"Several incidents stand out. There was the eight-year-old who refused to go home one evening because she was fed up with being used as a skivvy.
Mum, drunk again, came to school to find her and I had a battle on my hands for two hours. Then there was Nikki, who was beaten up by her drunken mother and left out on the pavement in November. Or bright little Doreen, desperate to be a monitor at one of our evening functions even though she lived miles away. When I said I couldn't allow her to go home on her own she said, 'Don't worry, I can go to the pub. My dad's in there every night.' I felt such a judder of sadness when I considered how much of my time I gave my own children. But Doreen is always at school, works hard and is determined to do well, and that's probably because we are committed to offering our children an enormous amount of time, interest and affection.

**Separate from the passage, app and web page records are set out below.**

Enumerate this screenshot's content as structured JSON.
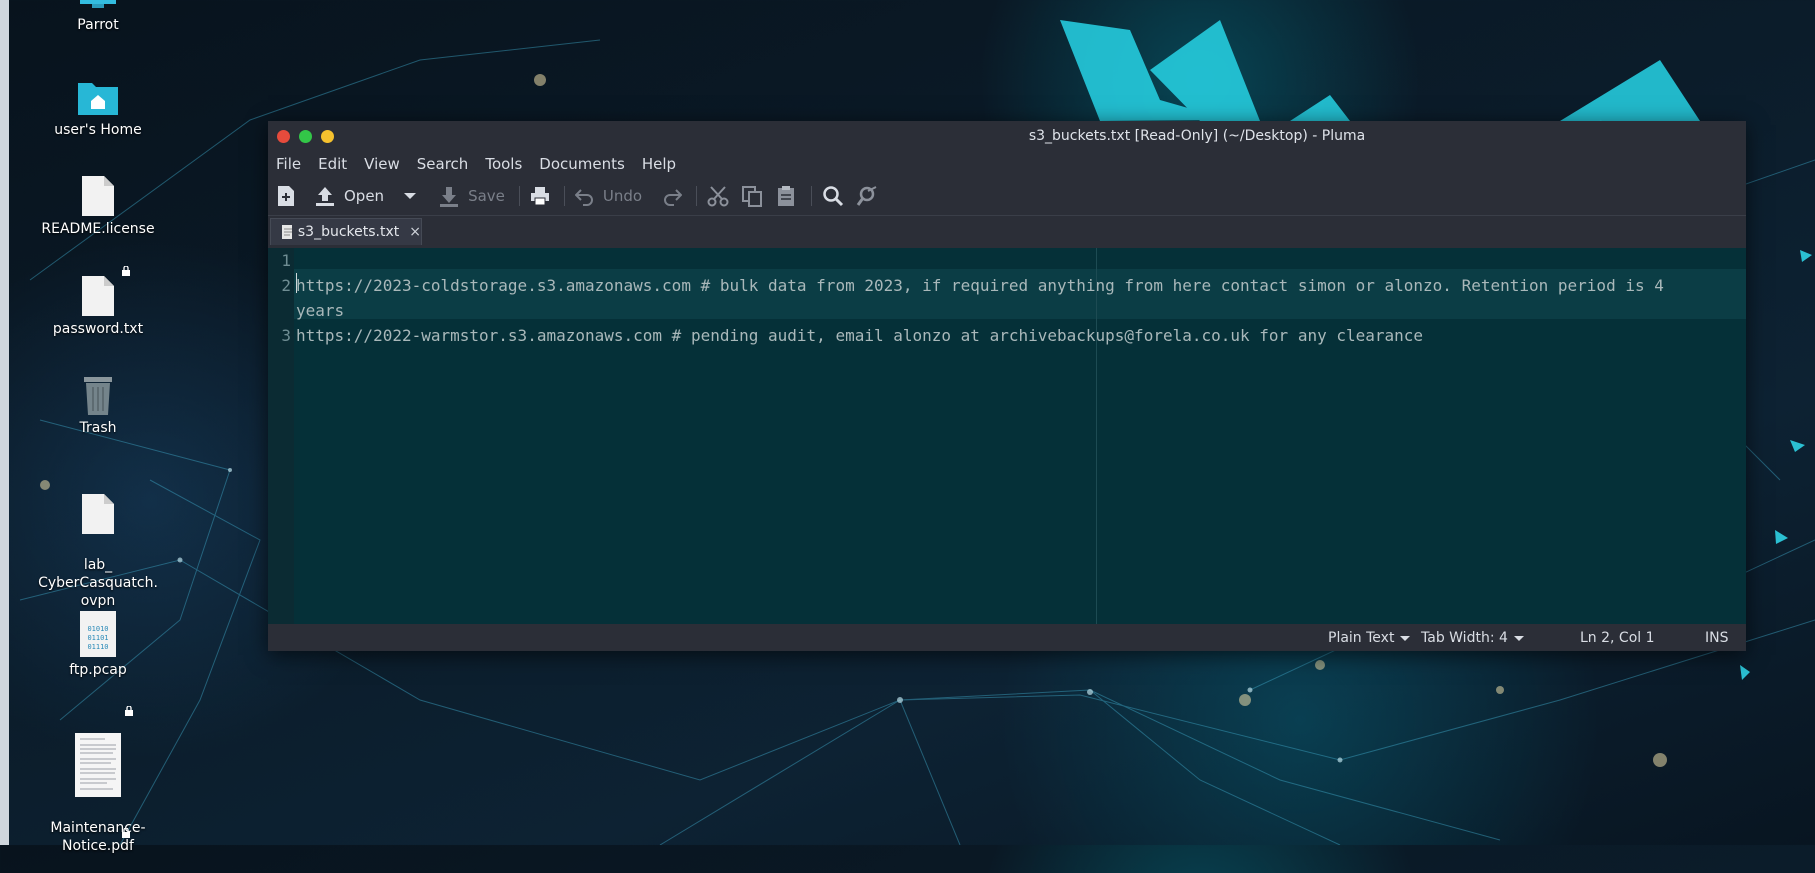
{
  "desktop": {
    "icons": [
      {
        "label": "Parrot"
      },
      {
        "label": "user's Home"
      },
      {
        "label": "README.license"
      },
      {
        "label": "password.txt"
      },
      {
        "label": "Trash"
      },
      {
        "label": "lab_\nCyberCasquatch.\novpn"
      },
      {
        "label": "ftp.pcap"
      },
      {
        "label": "Maintenance-\nNotice.pdf"
      }
    ],
    "pcap_glyph_lines": [
      "01010",
      "01101",
      "01110"
    ]
  },
  "window": {
    "title": "s3_buckets.txt [Read-Only] (~/Desktop) - Pluma",
    "menu": [
      "File",
      "Edit",
      "View",
      "Search",
      "Tools",
      "Documents",
      "Help"
    ],
    "toolbar": {
      "open_label": "Open",
      "save_label": "Save",
      "undo_label": "Undo"
    },
    "tab": {
      "label": "s3_buckets.txt",
      "close": "×"
    },
    "editor": {
      "line_numbers": [
        "1",
        "2",
        "3"
      ],
      "lines": [
        "",
        "https://2023-coldstorage.s3.amazonaws.com # bulk data from 2023, if required anything from here contact simon or alonzo. Retention period is 4",
        "years",
        "https://2022-warmstor.s3.amazonaws.com # pending audit, email alonzo at archivebackups@forela.co.uk for any clearance"
      ]
    },
    "status": {
      "language": "Plain Text",
      "tab_width": "Tab Width:  4",
      "position": "Ln 2, Col 1",
      "mode": "INS"
    }
  },
  "colors": {
    "close": "#e64b3c",
    "maximize": "#33c748",
    "minimize": "#f5c12e",
    "editor_bg": "#053038",
    "window_bg": "#2b2e37"
  }
}
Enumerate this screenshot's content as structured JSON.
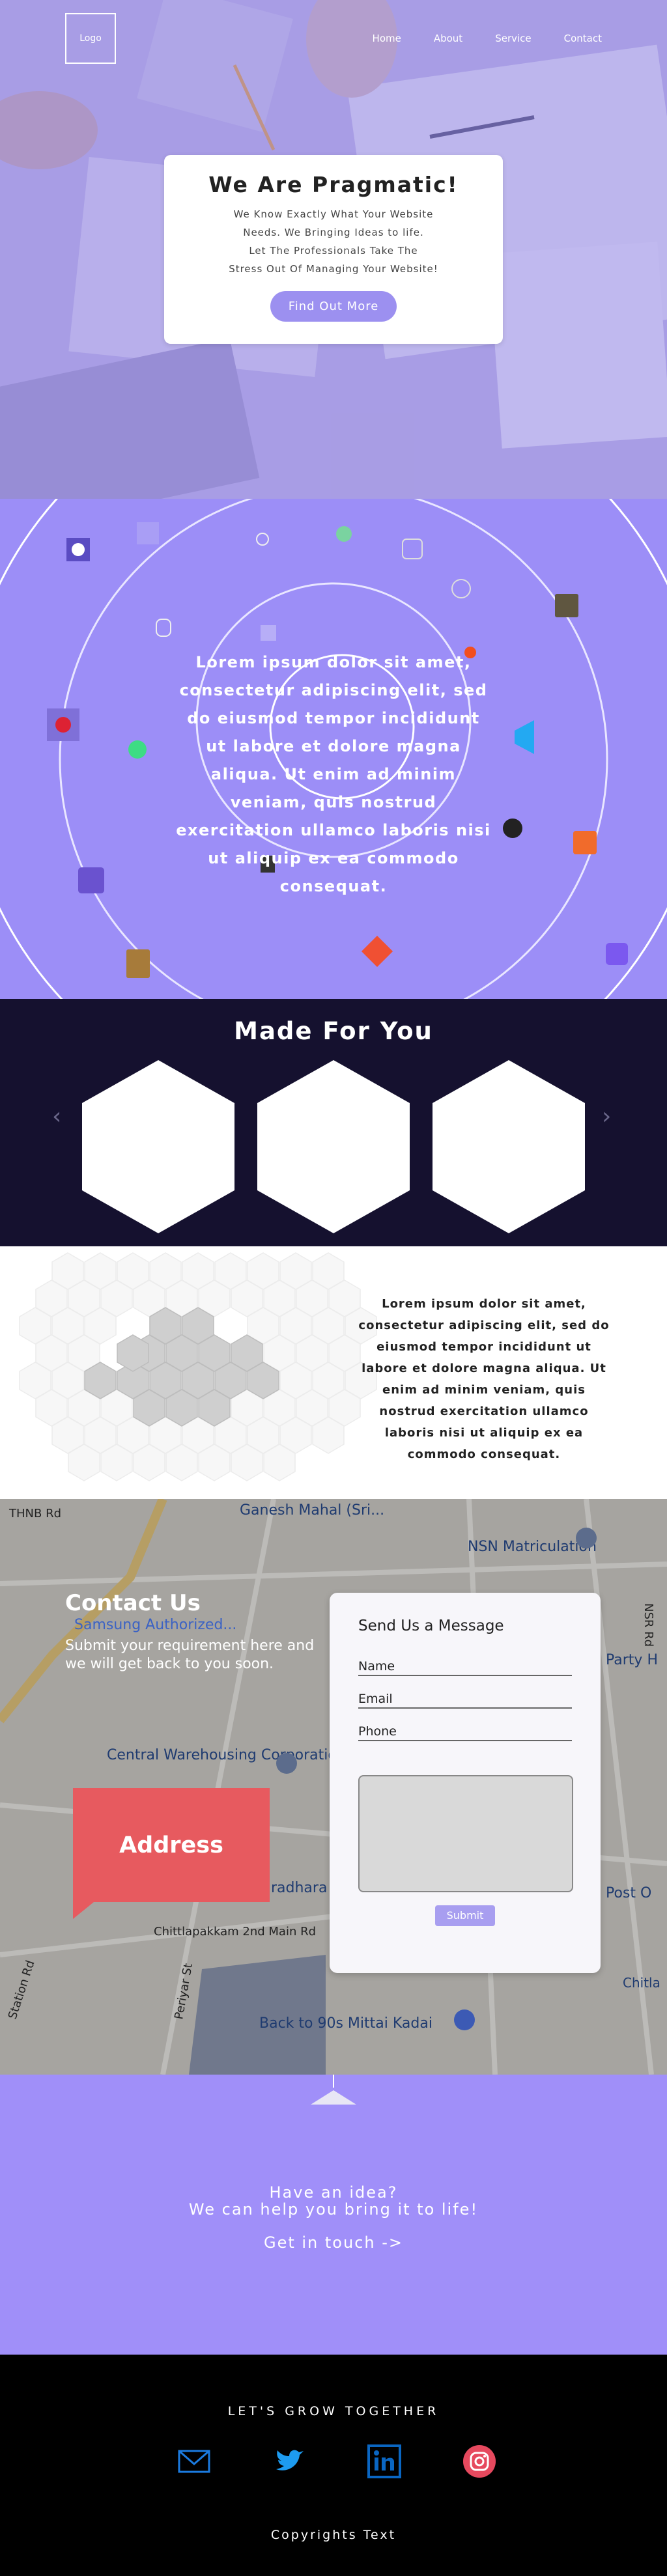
{
  "header": {
    "logo": "Logo",
    "nav": [
      {
        "label": "Home"
      },
      {
        "label": "About"
      },
      {
        "label": "Service"
      },
      {
        "label": "Contact"
      }
    ]
  },
  "hero": {
    "title": "We Are Pragmatic!",
    "lines": [
      "We Know Exactly What Your Website",
      "Needs. We Bringing Ideas to life.",
      "Let The Professionals Take The",
      "Stress Out Of Managing Your Website!"
    ],
    "cta": "Find Out More"
  },
  "orbit": {
    "text": "Lorem ipsum dolor sit amet, consectetur adipiscing elit, sed do eiusmod tempor incididunt ut labore et dolore magna aliqua. Ut enim ad minim veniam, quis nostrud exercitation ullamco laboris nisi ut aliquip ex ea commodo consequat.",
    "icons": [
      "code-icon",
      "user-icon",
      "database-icon",
      "figma-icon",
      "vscode-icon",
      "git-icon",
      "java-icon",
      "github-icon",
      "android-icon",
      "docker-icon",
      "discord-icon",
      "flutter-icon"
    ]
  },
  "made_for_you": {
    "title": "Made For You",
    "prev": "‹",
    "next": "›"
  },
  "about": {
    "text": "Lorem ipsum dolor sit amet, consectetur adipiscing elit, sed do eiusmod tempor incididunt ut labore et dolore magna aliqua. Ut enim ad minim veniam, quis nostrud exercitation ullamco laboris nisi ut aliquip ex ea commodo consequat."
  },
  "contact": {
    "title": "Contact Us",
    "subtitle": "Submit your requirement here and we will get back to you soon.",
    "address_label": "Address",
    "map_labels": [
      "Ganesh Mahal (Sri...",
      "NSN Matriculation",
      "Central Warehousing Corporation",
      "Chittlapakkam 2nd Main Rd",
      "Back to 90s Mittai Kadai",
      "Samsung Authorized...",
      "Station Rd",
      "Periyar St",
      "Post O",
      "Party H",
      "radhara",
      "Chitla",
      "NSR Rd",
      "THNB Rd"
    ],
    "form": {
      "heading": "Send Us a Message",
      "fields": [
        "Name",
        "Email",
        "Phone"
      ],
      "submit": "Submit"
    }
  },
  "idea": {
    "line1": "Have an idea?",
    "line2": "We can help you bring it to life!",
    "cta": "Get in touch ->"
  },
  "footer": {
    "tagline": "LET'S GROW TOGETHER",
    "social": [
      "mail-icon",
      "twitter-icon",
      "linkedin-icon",
      "instagram-icon"
    ],
    "copyright": "Copyrights Text"
  }
}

"We also want to show them there are so many interesting, exciting things they can do, and if they can carry this enthusiasm on to secondary school and beyond, despite the home problems so many are grappling with, we'll at least have moved them in a positive direction."